Lamentations: First Kinah – Line 13
“Our fathers have sinned and are no more…but we bear their iniquities.” Rambam : “There are days on which all Jews fast because of all the troubles that occurred on those days. This is to stir their hearts to open
to the paths of Teshuva and to remember our evil actions and those of our fathers’ whose ways were similar to ours now. These sins caused these troubles for them and for us.” The purpose of fasting is to remember our sins and to repent. One of the keys is to realize how each suffering was a direct response to a sin. This Kinah lists terrible things that happened to us and to which sin they were a response.
Yechezkail : “The person who sins, he alone shall die. A child shall not share the burden of a parent’s guilt, nor shall a parent share the burden of a child’s guilt; the righteousness of the righteous shall be accounted to him alone, and the wickedness of the wicked shall be accounted to him alone.”

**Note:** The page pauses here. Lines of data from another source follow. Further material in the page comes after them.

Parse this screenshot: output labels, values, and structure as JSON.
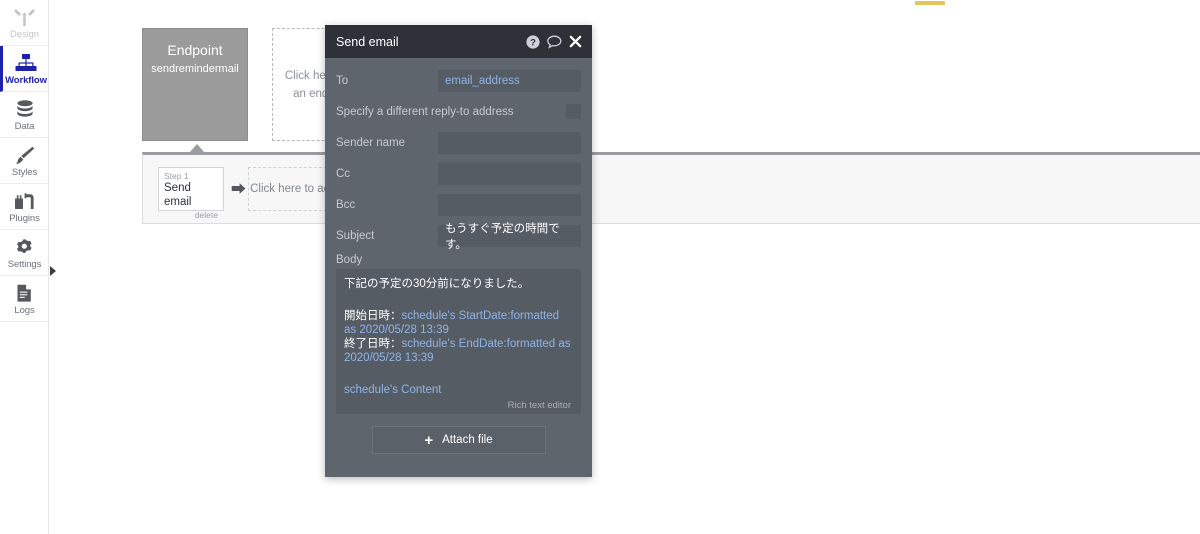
{
  "top_bar": {
    "accent_color": "#e3c65a"
  },
  "sidebar": {
    "items": [
      {
        "label": "Design",
        "icon": "design-tool-icon",
        "state": "disabled"
      },
      {
        "label": "Workflow",
        "icon": "workflow-icon",
        "state": "active"
      },
      {
        "label": "Data",
        "icon": "database-icon",
        "state": "normal"
      },
      {
        "label": "Styles",
        "icon": "paintbrush-icon",
        "state": "normal"
      },
      {
        "label": "Plugins",
        "icon": "plugins-icon",
        "state": "normal"
      },
      {
        "label": "Settings",
        "icon": "gear-icon",
        "state": "normal"
      },
      {
        "label": "Logs",
        "icon": "document-icon",
        "state": "normal"
      }
    ],
    "active_color": "#1e22aa"
  },
  "canvas": {
    "endpoint_card": {
      "title": "Endpoint",
      "subtitle": "sendremindermail"
    },
    "add_endpoint_placeholder": "Click here to add an endpoint...",
    "action_panel": {
      "step": {
        "number_label": "Step 1",
        "title": "Send email",
        "delete_label": "delete"
      },
      "arrow_glyph": "⮕",
      "add_action_placeholder": "Click here to add an action...",
      "close_glyph": "✖"
    }
  },
  "modal": {
    "title": "Send email",
    "header_icons": {
      "help": "help-circle-icon",
      "comment": "comment-bubble-icon",
      "close": "close-icon",
      "help_glyph": "?",
      "close_glyph": "✖"
    },
    "fields": {
      "to": {
        "label": "To",
        "value": "email_address",
        "value_type": "dynamic"
      },
      "reply_to": {
        "label": "Specify a different reply-to address",
        "checked": false
      },
      "sender_name": {
        "label": "Sender name",
        "value": ""
      },
      "cc": {
        "label": "Cc",
        "value": ""
      },
      "bcc": {
        "label": "Bcc",
        "value": ""
      },
      "subject": {
        "label": "Subject",
        "value": "もうすぐ予定の時間です。",
        "value_type": "plain"
      }
    },
    "body": {
      "label": "Body",
      "lines": [
        {
          "type": "plain",
          "text": "下記の予定の30分前になりました。"
        },
        {
          "type": "gap"
        },
        {
          "type": "mixed",
          "plain": "開始日時：",
          "dynamic": "schedule's StartDate:formatted as 2020/05/28 13:39"
        },
        {
          "type": "mixed",
          "plain": "終了日時：",
          "dynamic": "schedule's EndDate:formatted as 2020/05/28 13:39"
        },
        {
          "type": "gap"
        },
        {
          "type": "dynamic",
          "text": "schedule's Content"
        }
      ],
      "editor_note": "Rich text editor"
    },
    "attach_button": {
      "label": "Attach file",
      "plus_glyph": "+"
    }
  }
}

Eicha Rabba : The Midrash reads the first half of this stanza as a conversation: “Our fathers sinned!” They meant that the sins were their fathers’ and not theirs. To which God answers, “They are no more!” They are not alive; you are the ones sinning now. The Midrash then offers an alternative conversation combining both halves of the stanza, “The fathers said to the children, “You exist in our merit and now you want us to bear the burden of your sins!”
This stanza raises the issue of the responsibility that children carry for their fathers’ sins. The general approach is that children bear such responsibility only when they follow in the ways of their fathers’ . When children continue their fathers’ ways they are giving more reality to those actions. They are allowing those actions to live on. This is true for both good and evil. Fathers can achieve merit through their children’s’ actions. They are also responsible if their children continue in evil ways.
What are supposed to think after times of destruction? Are we obligated to look at the ways of the generation that suffered and try to understand why they suffered? This is extremely difficult when we see our ancestors as holy people who were much greater than we can ever aspire to be. How can we look at the generations of holy people who suffered the Crusades and determine what they were doing wrong so that we can change? How can we even claim that they suffered because of their sins? This becomes even more difficult when we examine more recent events in history, events that boggle the imagination. Events such as the Holocaust. Who would dare say that they suffered because of their sins? Who would dare say that we know what they did wrong and that we can be better?
Yet, we are told to take this exact approach when trying to understand the destruction of the Temples in Jerusalem, destructions that were even more devastating than the Holocaust in terms of their impact on the Jewish People for generations. The descriptions of the suffering during the sieges of Jerusalem and the ensuing exile and literal sale into servitude for generations equal the destruction of the Holocaust in everything except the modern technology of the Nazis. The slaughter was the same. The torture and humiliation was no different. If we can look at the reasons for the destruction of Jerusalem, examine the ways of those holy generations, than surely we can look at the generation of the Holocaust as well. This in and of itself is an important lesson of this verse in Eicha.
There are those who say that the destruction was a punishment for Reform Judaism and Zionism. Yet, the majority of those who died were observant Jews. If we are to take the approach of this verse and of the numerous times that the Talmud asks the reason for the destruction and exile we must ask what was wrong with even the holiest of Jews who suffered such terrible devastation. If we take such an approach we are automatically being critical of those who say that our approach must be to rebuild what European Jewry in greater numbers.
This approach says that there was something missing in the Service of God of even that holy and honored generation. Rebuilding what was without asking what was missing is to ignore the fact that destruction took place.
When we determine what was wrong with that generation we will gain insight into what is missing in our generation as well.